#### Exercise description
Your answer must be one number: the count of lines below that include "subtitle".

Segment Start: The data

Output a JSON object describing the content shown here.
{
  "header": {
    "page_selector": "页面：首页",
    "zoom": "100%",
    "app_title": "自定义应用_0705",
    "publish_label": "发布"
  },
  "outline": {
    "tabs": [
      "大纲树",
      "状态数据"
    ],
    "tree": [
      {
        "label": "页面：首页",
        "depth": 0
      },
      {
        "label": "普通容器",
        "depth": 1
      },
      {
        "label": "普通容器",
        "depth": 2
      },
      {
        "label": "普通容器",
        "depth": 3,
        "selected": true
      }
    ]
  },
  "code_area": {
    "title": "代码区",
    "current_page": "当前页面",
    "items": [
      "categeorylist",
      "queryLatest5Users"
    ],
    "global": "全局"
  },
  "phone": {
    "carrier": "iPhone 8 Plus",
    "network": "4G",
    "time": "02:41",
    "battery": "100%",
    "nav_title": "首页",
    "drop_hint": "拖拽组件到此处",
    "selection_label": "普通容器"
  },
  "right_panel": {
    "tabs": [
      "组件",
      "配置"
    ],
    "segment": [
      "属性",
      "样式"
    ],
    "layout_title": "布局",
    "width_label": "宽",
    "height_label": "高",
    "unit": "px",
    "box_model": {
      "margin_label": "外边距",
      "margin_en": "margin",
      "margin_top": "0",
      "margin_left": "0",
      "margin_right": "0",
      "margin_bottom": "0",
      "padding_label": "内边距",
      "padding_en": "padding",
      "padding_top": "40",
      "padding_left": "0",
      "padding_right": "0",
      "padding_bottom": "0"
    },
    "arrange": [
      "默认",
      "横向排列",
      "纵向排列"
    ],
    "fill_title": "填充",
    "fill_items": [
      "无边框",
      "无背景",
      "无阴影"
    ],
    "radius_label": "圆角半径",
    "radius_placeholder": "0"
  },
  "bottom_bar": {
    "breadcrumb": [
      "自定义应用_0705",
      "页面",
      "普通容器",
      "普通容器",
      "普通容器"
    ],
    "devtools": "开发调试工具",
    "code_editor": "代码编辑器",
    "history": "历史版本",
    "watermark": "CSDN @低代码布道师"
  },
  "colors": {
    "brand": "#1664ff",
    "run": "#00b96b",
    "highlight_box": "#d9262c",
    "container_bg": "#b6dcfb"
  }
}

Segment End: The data
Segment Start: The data

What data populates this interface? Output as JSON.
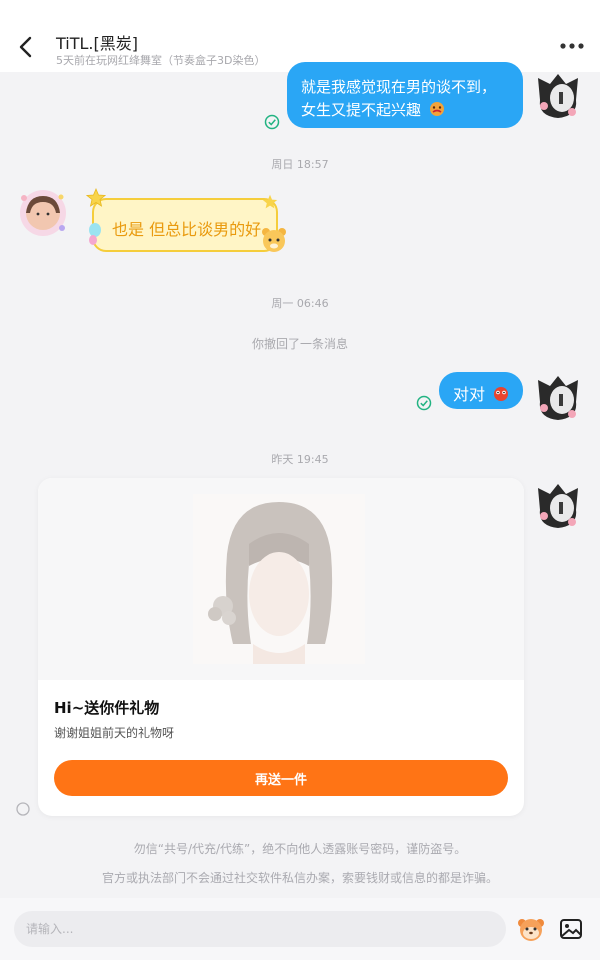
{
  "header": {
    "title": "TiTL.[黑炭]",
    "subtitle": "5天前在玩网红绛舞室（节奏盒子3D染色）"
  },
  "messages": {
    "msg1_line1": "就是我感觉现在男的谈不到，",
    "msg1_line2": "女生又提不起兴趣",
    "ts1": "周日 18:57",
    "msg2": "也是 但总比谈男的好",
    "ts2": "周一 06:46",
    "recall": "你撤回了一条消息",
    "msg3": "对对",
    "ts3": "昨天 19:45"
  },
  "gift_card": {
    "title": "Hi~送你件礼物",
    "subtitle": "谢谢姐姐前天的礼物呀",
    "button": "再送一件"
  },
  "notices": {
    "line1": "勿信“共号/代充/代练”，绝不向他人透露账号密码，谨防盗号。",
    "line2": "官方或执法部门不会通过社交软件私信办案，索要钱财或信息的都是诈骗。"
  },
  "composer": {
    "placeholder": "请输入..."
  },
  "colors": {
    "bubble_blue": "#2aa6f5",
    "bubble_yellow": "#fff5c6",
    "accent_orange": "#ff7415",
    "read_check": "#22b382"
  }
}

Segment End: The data

#### The completed task
2